-- INPUT RECORDS follows --

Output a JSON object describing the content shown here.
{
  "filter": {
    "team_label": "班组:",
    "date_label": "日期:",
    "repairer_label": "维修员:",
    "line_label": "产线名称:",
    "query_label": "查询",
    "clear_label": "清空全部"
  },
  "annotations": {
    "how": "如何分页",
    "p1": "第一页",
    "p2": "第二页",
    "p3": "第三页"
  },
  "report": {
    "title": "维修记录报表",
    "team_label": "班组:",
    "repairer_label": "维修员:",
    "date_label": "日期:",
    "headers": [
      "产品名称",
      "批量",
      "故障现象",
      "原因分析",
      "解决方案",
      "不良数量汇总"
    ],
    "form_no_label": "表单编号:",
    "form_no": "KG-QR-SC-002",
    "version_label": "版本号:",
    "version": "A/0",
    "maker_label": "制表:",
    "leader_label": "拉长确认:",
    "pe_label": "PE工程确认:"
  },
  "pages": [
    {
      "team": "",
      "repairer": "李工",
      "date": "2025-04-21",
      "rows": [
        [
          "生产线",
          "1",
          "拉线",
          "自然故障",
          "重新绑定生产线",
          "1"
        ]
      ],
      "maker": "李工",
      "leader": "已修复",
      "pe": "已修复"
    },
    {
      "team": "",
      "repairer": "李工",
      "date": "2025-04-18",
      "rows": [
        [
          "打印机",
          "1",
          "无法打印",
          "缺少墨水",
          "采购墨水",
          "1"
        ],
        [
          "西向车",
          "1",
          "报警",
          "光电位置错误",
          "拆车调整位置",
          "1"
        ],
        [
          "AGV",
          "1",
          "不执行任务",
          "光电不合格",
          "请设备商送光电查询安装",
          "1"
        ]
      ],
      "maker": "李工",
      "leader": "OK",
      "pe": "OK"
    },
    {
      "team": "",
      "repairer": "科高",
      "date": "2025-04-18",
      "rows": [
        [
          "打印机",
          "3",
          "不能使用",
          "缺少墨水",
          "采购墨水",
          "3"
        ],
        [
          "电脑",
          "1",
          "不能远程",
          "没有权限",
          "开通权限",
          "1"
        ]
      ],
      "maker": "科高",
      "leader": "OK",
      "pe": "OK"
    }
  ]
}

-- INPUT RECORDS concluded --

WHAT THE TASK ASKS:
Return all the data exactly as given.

REPLY:
Output a JSON object describing the content shown here.
{
  "filter": {
    "team_label": "班组:",
    "date_label": "日期:",
    "repairer_label": "维修员:",
    "line_label": "产线名称:",
    "query_label": "查询",
    "clear_label": "清空全部"
  },
  "annotations": {
    "how": "如何分页",
    "p1": "第一页",
    "p2": "第二页",
    "p3": "第三页"
  },
  "report": {
    "title": "维修记录报表",
    "team_label": "班组:",
    "repairer_label": "维修员:",
    "date_label": "日期:",
    "headers": [
      "产品名称",
      "批量",
      "故障现象",
      "原因分析",
      "解决方案",
      "不良数量汇总"
    ],
    "form_no_label": "表单编号:",
    "form_no": "KG-QR-SC-002",
    "version_label": "版本号:",
    "version": "A/0",
    "maker_label": "制表:",
    "leader_label": "拉长确认:",
    "pe_label": "PE工程确认:"
  },
  "pages": [
    {
      "team": "",
      "repairer": "李工",
      "date": "2025-04-21",
      "rows": [
        [
          "生产线",
          "1",
          "拉线",
          "自然故障",
          "重新绑定生产线",
          "1"
        ]
      ],
      "maker": "李工",
      "leader": "已修复",
      "pe": "已修复"
    },
    {
      "team": "",
      "repairer": "李工",
      "date": "2025-04-18",
      "rows": [
        [
          "打印机",
          "1",
          "无法打印",
          "缺少墨水",
          "采购墨水",
          "1"
        ],
        [
          "西向车",
          "1",
          "报警",
          "光电位置错误",
          "拆车调整位置",
          "1"
        ],
        [
          "AGV",
          "1",
          "不执行任务",
          "光电不合格",
          "请设备商送光电查询安装",
          "1"
        ]
      ],
      "maker": "李工",
      "leader": "OK",
      "pe": "OK"
    },
    {
      "team": "",
      "repairer": "科高",
      "date": "2025-04-18",
      "rows": [
        [
          "打印机",
          "3",
          "不能使用",
          "缺少墨水",
          "采购墨水",
          "3"
        ],
        [
          "电脑",
          "1",
          "不能远程",
          "没有权限",
          "开通权限",
          "1"
        ]
      ],
      "maker": "科高",
      "leader": "OK",
      "pe": "OK"
    }
  ]
}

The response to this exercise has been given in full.